“It’s pretty shocking that there are virtually no NHS resources to help people get though the hell of withdrawal, particularly since the problem has largely been caused by NHS treatment,” says Montagu, still measured in his speech but his passion rising. “It’s getting worse – more than 57 million prescriptions for antidepressants were issued in England last year. That’s 7 per cent more than 2013 and 500 per cent more than 1992.”
CEP’s message upsets many, who retort that such drugs have saved countless people from suicide. Montagu shrugs. “Psychiatry is a corrupt and dishonest business: it treats so-called illnesses that don’t exist with drugs that don’t cure and can cause great harm. And once you have been harmed, it then diagnoses further illness and prescribes yet more drugs. I know they can help some people in the short term, but they’re just psychoactive like alcohol or cocaine – they can make you feel better initially, but over the long term they cause dependence and destroy your physical and mental health.”
Montagu eventually sued Dr Collins for the rapid withdrawal and long-term misprescribing of clonazepam, which led to a £1.35m out of court settlement, including legal fees.
The full article can be viewed at: How antidepressants ruined my life
See also from Beyond Meds: Antidepressant information and Benzodiazepine info, news, resources and recovery stories and Drug free healing from depression, anxiety, bipolar, schizophrenia, etc…

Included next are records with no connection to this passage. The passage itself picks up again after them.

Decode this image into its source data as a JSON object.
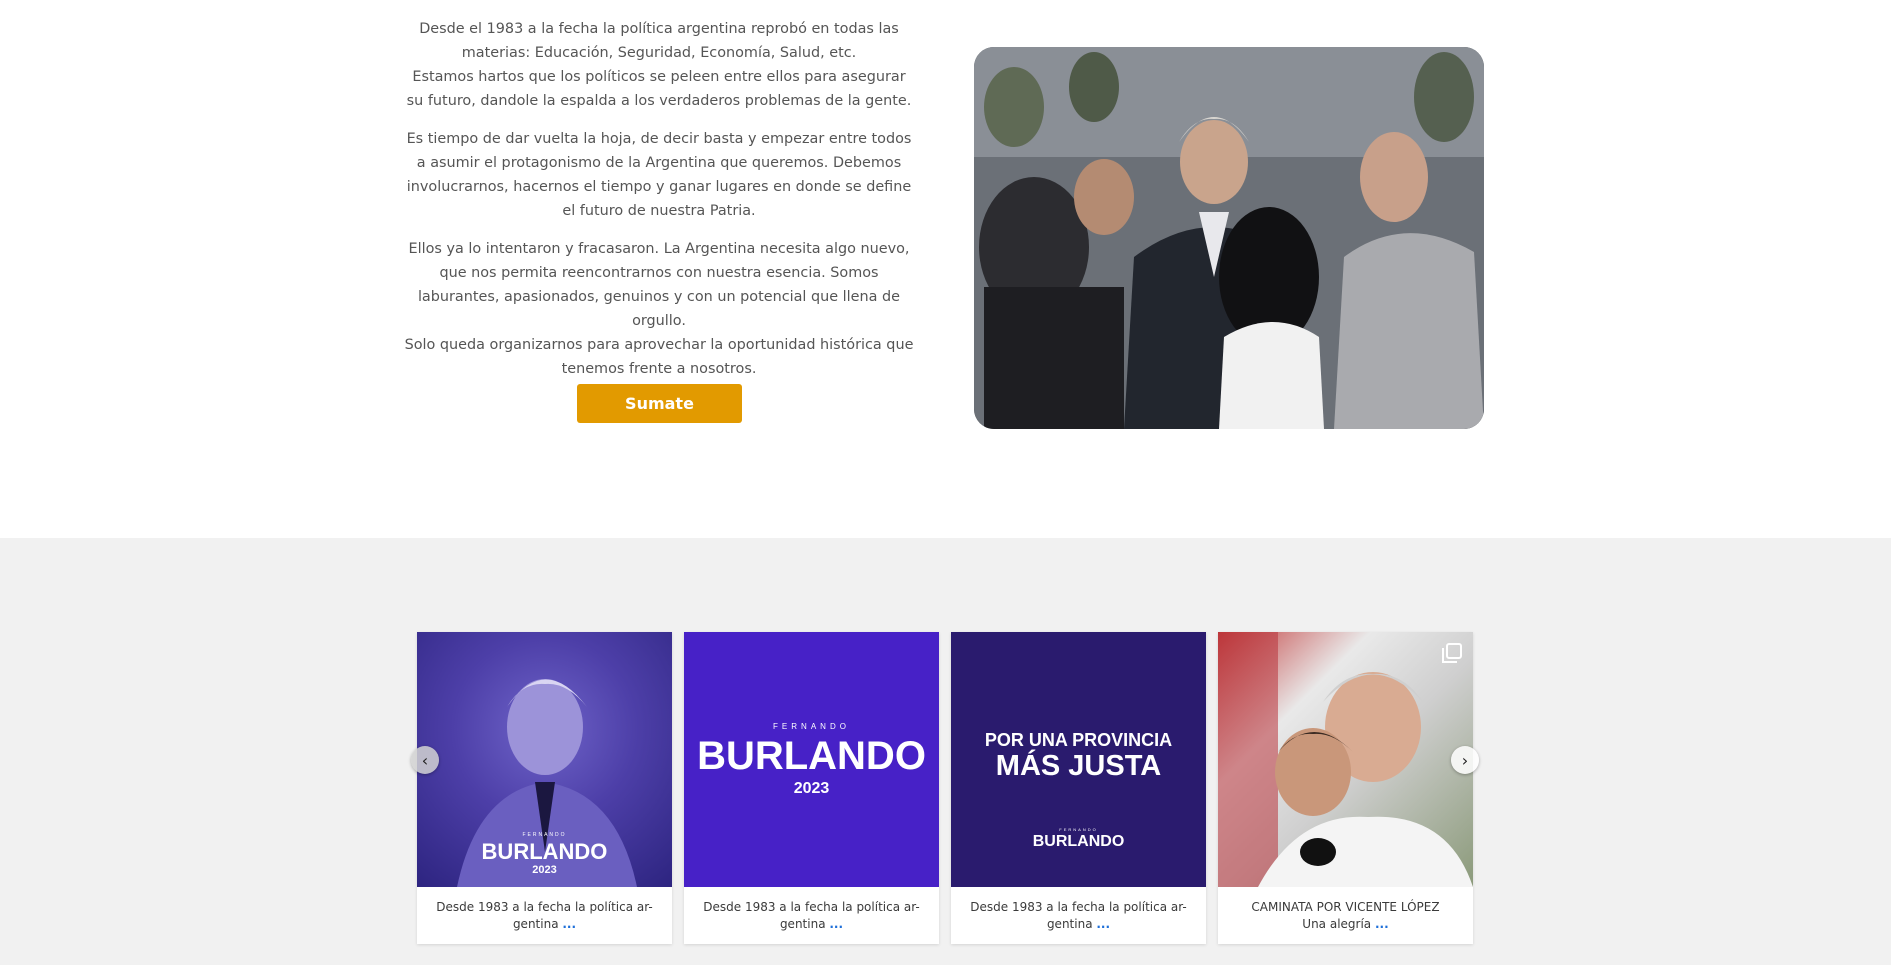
{
  "intro": {
    "paragraphs": [
      "Desde el 1983 a la fecha la política argentina reprobó en todas las materias: Educación, Seguridad, Economía, Salud, etc.\nEstamos hartos que los políticos se peleen entre ellos para asegurar su futuro, dandole la espalda a los verdaderos problemas de la gente.",
      "Es tiempo de dar vuelta la hoja, de decir basta y empezar entre todos a asumir el protagonismo de la Argentina que queremos. Debemos involucrarnos, hacernos el tiempo y ganar lugares en donde se define el futuro de nuestra Patria.",
      "Ellos ya lo intentaron y fracasaron. La Argentina necesita algo nuevo, que nos permita reencontrarnos con nuestra esencia. Somos laburantes, apasionados, genuinos y con un potencial que llena de orgullo.\nSolo queda organizarnos para aprovechar la oportunidad histórica que tenemos frente a nosotros."
    ],
    "cta_label": "Sumate"
  },
  "feed": {
    "posts": [
      {
        "caption": "Desde 1983 a la fecha la política ar-gentina",
        "more": "...",
        "brand_top": "FERNANDO",
        "brand": "BURLANDO",
        "year": "2023"
      },
      {
        "caption": "Desde 1983 a la fecha la política ar-gentina",
        "more": "...",
        "brand_top": "FERNANDO",
        "brand": "BURLANDO",
        "year": "2023"
      },
      {
        "caption": "Desde 1983 a la fecha la política ar-gentina",
        "more": "...",
        "headline_1": "POR UNA PROVINCIA",
        "headline_2": "MÁS JUSTA",
        "brand_top": "FERNANDO",
        "brand": "BURLANDO"
      },
      {
        "caption": "CAMINATA POR VICENTE LÓPEZ\nUna alegría",
        "more": "..."
      }
    ],
    "prev_icon": "chevron-left-icon",
    "next_icon": "chevron-right-icon"
  },
  "colors": {
    "cta": "#e29a00",
    "link": "#1e6fd9",
    "purple": "#4721c7"
  }
}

We can heal and we do all the time. I’m deeply grateful to be drug free and clear. The healing process is a beautiful journey. See: Monica, healing documented
*it is potentially dangerous to come off medications without careful planning. Please be sure to be well educated before undertaking any sort of discontinuation of medications. If your MD agrees to help you do so, do not assume they know how to do it well even if they claim to have experience. They are generally not trained in discontinuation and may not know how to recognize withdrawal issues. A lot of withdrawal issues are misdiagnosed to be psychiatric problems. This is why it’s good to educate oneself and find a doctor who is willing to learn with you as your partner in care. See: Psychiatric drug withdrawal and protracted withdrawal syndrome round-up